WINGS OF DESIRE
The Sunday Times – 11 October 1998)
Enjoy the charms of a stately home without any of the worries, says Mary Wilson.
Living in a wing of a fine, period property has many advantages. You can experience the joys of being in a historic house without the usual expensive and time-consuming upkeep. Sir Peter Holmes, a former chairman of Shell, lived in a large house in Holland Park, west London, when he was working. Now retired, he has bought the ground floor of the east wing of Wardour Castle, in Tisbury, Wiltshire.
"I bought this apartment so that I would have access to a lot of grounds, without having to do any gardening," he says. "I also travel four or five months of the year, and a place like this is much more secure. My neighbours are nice too. It is like being in a quiet condensed village. I have a huge amount of space in lovely countryside."
Wardour Castle, a magnificent stately home designed in 1770 by James Paine, has been transformed from its derelict state by Nigel Tuersley, an ecologist and developer. He lives in the main part of the mansion with his family, having sold off two of the wings and converted the upper floors into 10 enormous apartments.
The west wing is now on the market again. This is 6,750sq ft. on three floors with four reception rooms (one with vaulted ceiling and 14ft Venetian windows) and six bedrooms, plus original marble fireplaces and oak floors. John D Wood (01962 863131) is selling it for £525,000.
A portion of Henley Park, a vast swathe of beautiful countryside just 10 minutes from Guildford in Surrey, has been bought by Hencan Country Homes, experts at converting period homes in need of tender loving care.

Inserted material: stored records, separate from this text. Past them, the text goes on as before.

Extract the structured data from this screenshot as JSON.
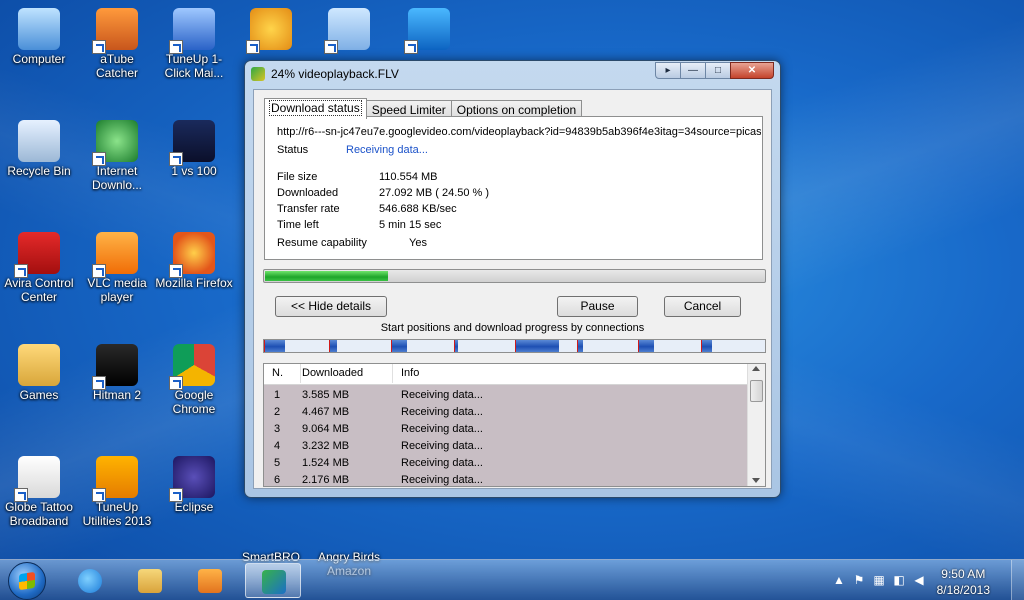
{
  "desktop": {
    "icons": [
      {
        "label": "Computer"
      },
      {
        "label": "aTube Catcher"
      },
      {
        "label": "TuneUp 1-Click Mai..."
      },
      {
        "label": ""
      },
      {
        "label": ""
      },
      {
        "label": ""
      },
      {
        "label": "Recycle Bin"
      },
      {
        "label": "Internet Downlo..."
      },
      {
        "label": "1 vs 100"
      },
      {
        "label": "Avira Control Center"
      },
      {
        "label": "VLC media player"
      },
      {
        "label": "Mozilla Firefox"
      },
      {
        "label": "Games"
      },
      {
        "label": "Hitman 2"
      },
      {
        "label": "Google Chrome"
      },
      {
        "label": "Globe Tattoo Broadband"
      },
      {
        "label": "TuneUp Utilities 2013"
      },
      {
        "label": "Eclipse"
      },
      {
        "label": "SmartBRO"
      },
      {
        "label": "Angry Birds Amazon"
      }
    ]
  },
  "window": {
    "title": "24% videoplayback.FLV",
    "tabs": [
      {
        "label": "Download status"
      },
      {
        "label": "Speed Limiter"
      },
      {
        "label": "Options on completion"
      }
    ],
    "url": "http://r6---sn-jc47eu7e.googlevideo.com/videoplayback?id=94839b5ab396f4e3itag=34source=picas",
    "status_label": "Status",
    "status_value": "Receiving data...",
    "details": [
      {
        "key": "File size",
        "value": "110.554  MB"
      },
      {
        "key": "Downloaded",
        "value": "27.092  MB  ( 24.50 % )"
      },
      {
        "key": "Transfer rate",
        "value": "546.688  KB/sec"
      },
      {
        "key": "Time left",
        "value": "5 min 15 sec"
      },
      {
        "key": "Resume capability",
        "value": "Yes"
      }
    ],
    "progress_fraction": 0.245,
    "buttons": {
      "hide_details": "<< Hide details",
      "pause": "Pause",
      "cancel": "Cancel"
    },
    "connections_title": "Start positions and download progress by connections",
    "connection_segments": [
      {
        "start": 0.0,
        "progress": 0.04
      },
      {
        "start": 0.13,
        "progress": 0.014
      },
      {
        "start": 0.254,
        "progress": 0.03
      },
      {
        "start": 0.38,
        "progress": 0.006
      },
      {
        "start": 0.5,
        "progress": 0.087
      },
      {
        "start": 0.624,
        "progress": 0.01
      },
      {
        "start": 0.746,
        "progress": 0.03
      },
      {
        "start": 0.872,
        "progress": 0.02
      }
    ],
    "list": {
      "columns": [
        "N.",
        "Downloaded",
        "Info"
      ],
      "rows": [
        {
          "n": "1",
          "downloaded": "3.585  MB",
          "info": "Receiving data..."
        },
        {
          "n": "2",
          "downloaded": "4.467  MB",
          "info": "Receiving data..."
        },
        {
          "n": "3",
          "downloaded": "9.064  MB",
          "info": "Receiving data..."
        },
        {
          "n": "4",
          "downloaded": "3.232  MB",
          "info": "Receiving data..."
        },
        {
          "n": "5",
          "downloaded": "1.524  MB",
          "info": "Receiving data..."
        },
        {
          "n": "6",
          "downloaded": "2.176  MB",
          "info": "Receiving data..."
        }
      ]
    }
  },
  "taskbar": {
    "time": "9:50 AM",
    "date": "8/18/2013"
  }
}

Since taking on the dilapidated 17th-century manor house, the husband-and-wife team of Robert and Heather Cantle has rebuilt many of the exterior walls, put on a new roof and transformed the interior.
"We are reinstating the period features in collaboration Heather Cantle. The house is being divided vertically into four massive homes, all with exceptionally high ceilings.
Eleven new homes are being built in the grounds and all residents will have use of the 27 acres. The three- and five-bedroom homes in the Grade II listed mansion are priced from £355,000 to £410,000. The largest house is still to be priced.
“Typical buyers of these wings are people in their early fifties who have sold their estate, have a flat in London or abroad, and are looking for a home with space, but which is secure and can be left for months at a time,” says Michael Parry-Jones of Browns in Guildford (01483 531166). In Malmesbury, Wiltshire, Charlton Park House, a Grade I listed mansion house, has been divided into 18 properties and Humberts (01249 444557) is selling the Tower House, which makes up the northeast corner of the building. It has a magnificent drawing room with fine period plasterwork on the arched ceiling, four bedrooms and private gardens, and is on the market for £440,000. Residents can wander in the extensive gardens and parkland and have use of the great hall and drawing room for entertainment purposes.